Eggs are easy. You know what they taste like and look like – a thin skin, a goeey centre and an oval shape. Now, imagine this delicate thing decorated with beads, or embroidery, or painted with pictures or just. Add a bunch of these together and you have an Easter Egg Market. Look closely in that crowded market and you will find me in the middle of it, gazing at the stacks of eggs around me in wonder.
Vienna’s Christmas market has always been on my wishlist. So when my holiday plan included Easter, I figured it was time to check out the city’s second best markets: the Easter ones.
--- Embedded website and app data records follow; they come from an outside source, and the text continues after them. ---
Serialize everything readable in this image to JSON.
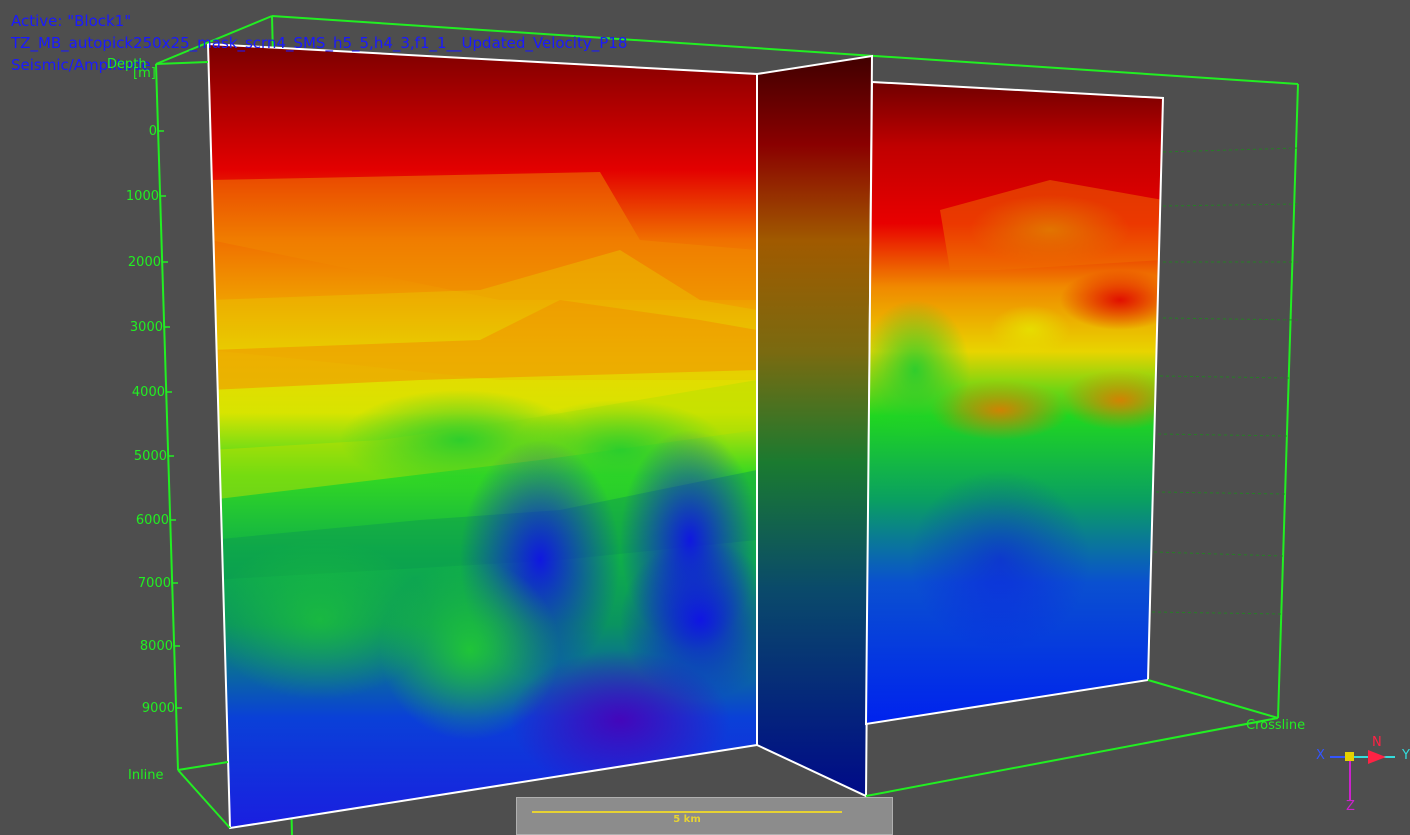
{
  "overlay": {
    "active": "Active: \"Block1\"",
    "dataset": "TZ_MB_autopick250x25_mask_scrn4_SMS_h5_5,h4_3,f1_1__Updated_Velocity_P18",
    "attribute": "Seismic/Amplitude"
  },
  "axes": {
    "depth_label": "Depth",
    "depth_unit": "[m]",
    "depth_ticks": [
      "0",
      "1000",
      "2000",
      "3000",
      "4000",
      "5000",
      "6000",
      "7000",
      "8000",
      "9000"
    ],
    "inline_label": "Inline",
    "crossline_label": "Crossline"
  },
  "scalebar": {
    "label": "5 km"
  },
  "orientation": {
    "x": "X",
    "y": "Y",
    "z": "Z",
    "north": "N",
    "x_color": "#3355ff",
    "y_color": "#33dddd",
    "z_color": "#cc22cc",
    "north_color": "#ff2244"
  },
  "colors": {
    "box": "#22ee22",
    "background": "#4e4e4e",
    "overlay_text": "#1a1aff",
    "colormap": [
      "#6e0000",
      "#e00000",
      "#f07800",
      "#e6dc00",
      "#00d820",
      "#0a9a50",
      "#0018ff",
      "#4400b0"
    ]
  }
}
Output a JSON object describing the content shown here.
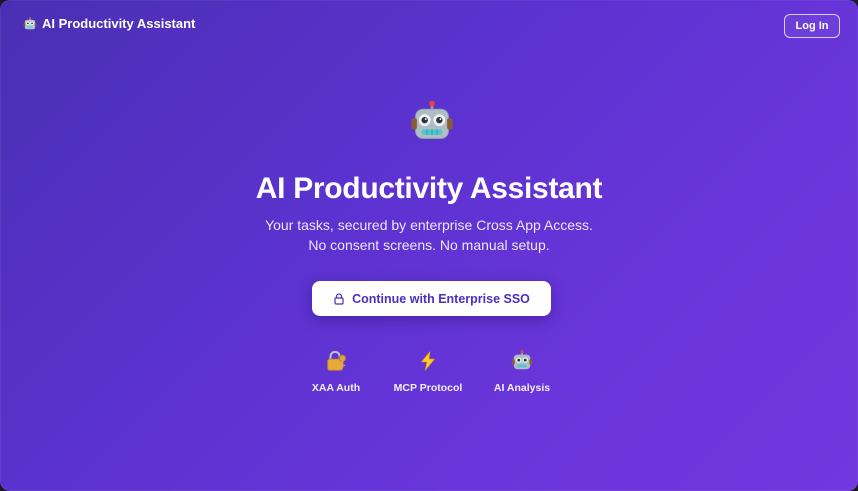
{
  "header": {
    "brand_icon": "robot-icon",
    "brand_title": "AI Productivity Assistant",
    "login_label": "Log In"
  },
  "hero": {
    "icon": "robot-icon",
    "title": "AI Productivity Assistant",
    "subtitle_line1": "Your tasks, secured by enterprise Cross App Access.",
    "subtitle_line2": "No consent screens. No manual setup."
  },
  "cta": {
    "icon": "lock-icon",
    "label": "Continue with Enterprise SSO"
  },
  "features": [
    {
      "icon": "lock-key-icon",
      "label": "XAA Auth"
    },
    {
      "icon": "lightning-icon",
      "label": "MCP Protocol"
    },
    {
      "icon": "robot-icon",
      "label": "AI Analysis"
    }
  ],
  "colors": {
    "background_start": "#4a2fb3",
    "background_end": "#7038de",
    "cta_text": "#4b2fbf",
    "cta_background": "#ffffff"
  }
}
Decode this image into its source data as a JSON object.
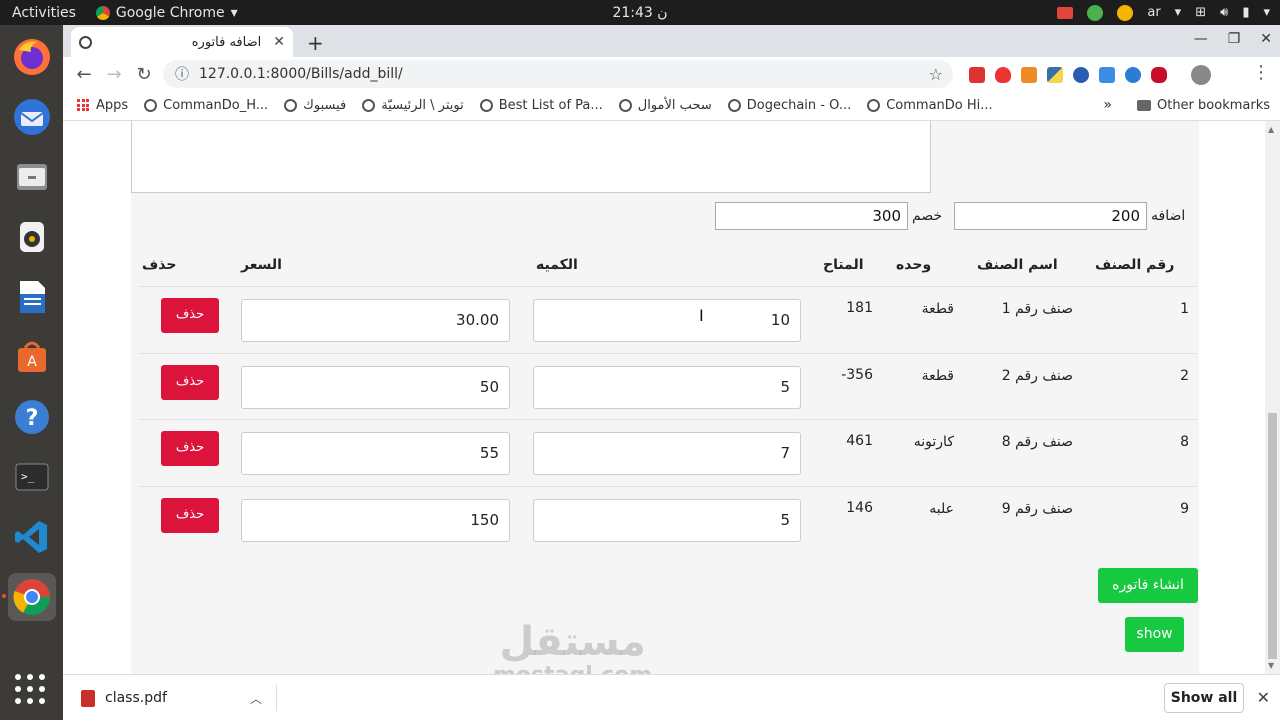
{
  "topbar": {
    "activities": "Activities",
    "app_name": "Google Chrome",
    "clock": "21:43 ن",
    "lang": "ar"
  },
  "browser": {
    "tab_title": "اضافه فاتوره",
    "url": "127.0.0.1:8000/Bills/add_bill/",
    "bookmarks": [
      "Apps",
      "CommanDo_H...",
      "فيسبوك",
      "تويتر \\ الرئيسيّة",
      "Best List of Pa...",
      "سحب الأموال",
      "Dogechain - O...",
      "CommanDo Hi..."
    ],
    "bookmarks_more": "»",
    "other_bookmarks": "Other bookmarks"
  },
  "form": {
    "addition_label": "اضافه",
    "addition_value": "200",
    "discount_label": "خصم",
    "discount_value": "300"
  },
  "table": {
    "headers": {
      "item_no": "رقم الصنف",
      "item_name": "اسم الصنف",
      "unit": "وحده",
      "available": "المتاح",
      "quantity": "الكميه",
      "price": "السعر",
      "delete": "حذف"
    },
    "rows": [
      {
        "item_no": "1",
        "item_name": "صنف رقم 1",
        "unit": "قطعة",
        "available": "181",
        "quantity": "10",
        "price": "30.00",
        "delete": "حذف"
      },
      {
        "item_no": "2",
        "item_name": "صنف رقم 2",
        "unit": "قطعة",
        "available": "356-",
        "quantity": "5",
        "price": "50",
        "delete": "حذف"
      },
      {
        "item_no": "8",
        "item_name": "صنف رقم 8",
        "unit": "كارتونه",
        "available": "461",
        "quantity": "7",
        "price": "55",
        "delete": "حذف"
      },
      {
        "item_no": "9",
        "item_name": "صنف رقم 9",
        "unit": "علبه",
        "available": "146",
        "quantity": "5",
        "price": "150",
        "delete": "حذف"
      }
    ]
  },
  "actions": {
    "create_invoice": "انشاء فاتوره",
    "show": "show"
  },
  "watermark": {
    "arabic": "مستقل",
    "latin": "mostaql.com"
  },
  "downloads": {
    "file": "class.pdf",
    "show_all": "Show all"
  }
}
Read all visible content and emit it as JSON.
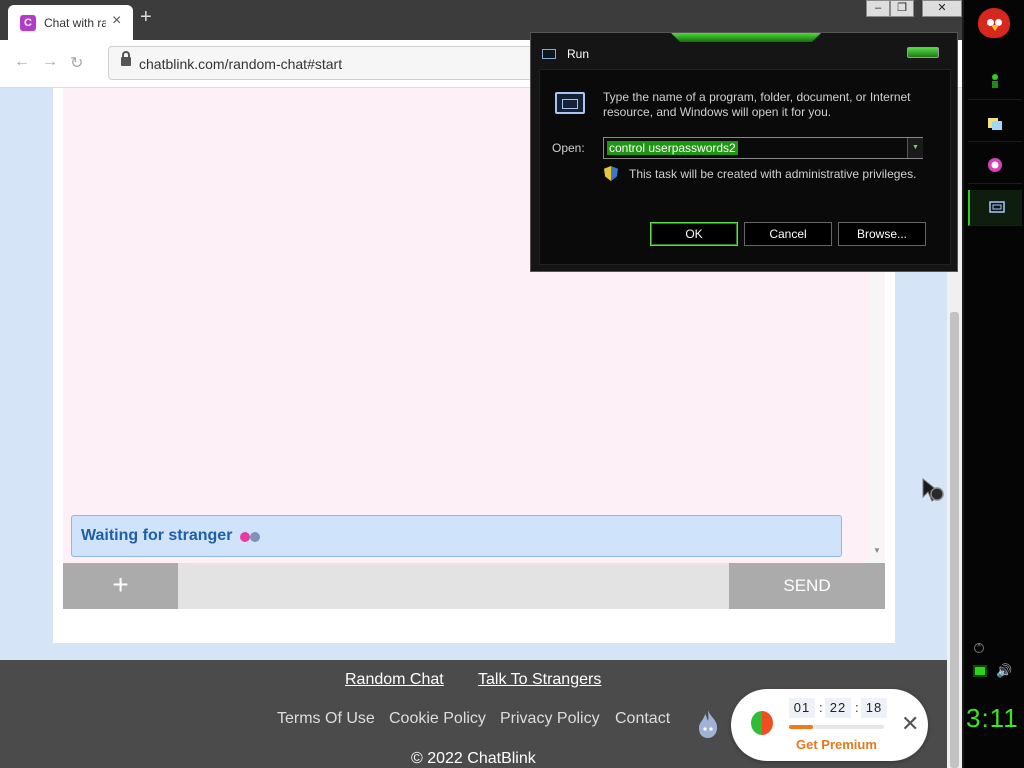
{
  "browser": {
    "tab_title": "Chat with ra",
    "tab_favicon": "C",
    "tab_close": "×",
    "new_tab": "+",
    "url": "chatblink.com/random-chat#start",
    "nav_back": "←",
    "nav_forward": "→",
    "nav_reload": "↻",
    "window_min": "–",
    "window_restore": "❐",
    "window_close": "✕"
  },
  "chat": {
    "status_text": "Waiting for stranger",
    "plus_label": "+",
    "message_placeholder": "",
    "send_label": "SEND",
    "dot_colors": [
      "#e83aa5",
      "#7d93b8"
    ]
  },
  "footer": {
    "primary_links": [
      "Random Chat",
      "Talk To Strangers"
    ],
    "secondary_links": [
      "Terms Of Use",
      "Cookie Policy",
      "Privacy Policy",
      "Contact"
    ],
    "copyright": "© 2022 ChatBlink"
  },
  "premium_widget": {
    "timer": [
      "01",
      "22",
      "18"
    ],
    "separator": ":",
    "progress": 0.25,
    "cta": "Get Premium",
    "close": "✕",
    "icon": "pie-icon",
    "colors": {
      "accent": "#e8781c",
      "pie_red": "#ef4e23",
      "pie_green": "#2ebd34"
    }
  },
  "run_dialog": {
    "title": "Run",
    "description": "Type the name of a program, folder, document, or Internet resource, and Windows will open it for you.",
    "open_label": "Open:",
    "input_value": "control userpasswords2",
    "admin_note": "This task will be created with administrative privileges.",
    "buttons": {
      "ok": "OK",
      "cancel": "Cancel",
      "browse": "Browse..."
    },
    "dropdown_arrow": "▼",
    "accent_color": "#2ecf1a"
  },
  "taskbar": {
    "items": [
      {
        "icon": "angry-bird-icon"
      },
      {
        "icon": "green-figure-icon"
      },
      {
        "icon": "notes-icon"
      },
      {
        "icon": "pink-orb-icon"
      },
      {
        "icon": "run-window-icon",
        "active": true
      }
    ],
    "tray_up": "^",
    "volume_icon": "🔊",
    "clock": "3:11"
  }
}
Research threw up two places – the market in front of Schönbrunn Palace and at Freyung.
The palace and grounds were breathtaking; the market not as much. It felt like a hipster space created to satisfy tourists who thronged it on Easter Sunday. Cute wooden stalls sold jewellery, pottery, toys, clothes and curios. One area had a band crooning classic English numbers. People were ambling about, sipping wine or beer, munching on (quite average) food and taking selfies. It was noisy and crowded and felt like a Bombay market. The only saving grace was the view of the palace up ahead.
GETTING THERE: Schönbrunn station is the nearest metro/ tram station – it’s a 15 minute walk from there. Log on Ostermarkt.
On Easter Monday, we visited the Old Viennese Easter Market on Freyung, a pretty square in the city. There, we hunted for what some blogs said was the biggest tower of painted Easter eggs (40,000). There was no tower, just a giant painted egg, but the small market had enough charm to make up for it. In the centre was a display of just Easter eggs – painted ones, embroidered ones, beaded ones. There were eggs with lattice work, gold trimmings, ribbons, cloth and more.
We couldn’t help admire the craftmanship and thought that went into decorating those eggs. The market, we were told, also had workshops for children and musical performances in the evening.
Aside: History lesson – In 1990, the first Osterreichische Ostermarkt was held in Freyung, as a counterpart to the Christmas market (Christkindlmarkt), in 1990. Freyung in the early days was a thoroughfare, and was always used as a market place.
The stack of eggs apart, there were stalls selling handmade crockery, wooden toys, organic food and even a food truck serving alcohol. We gravitated towards a hot chocolate shop with the idea of warming ourselves up a bit (it was too early for alcohol). The shop sold chocolate bars, which once chosen were dissolved in cups of milk and served hot. Quite a lovely find.
GETTING THERE: Schottentor is the nearest metro/ tram station – it’s a five minute walk from there, down Schottengasse. Log on Altwiener-markt.at.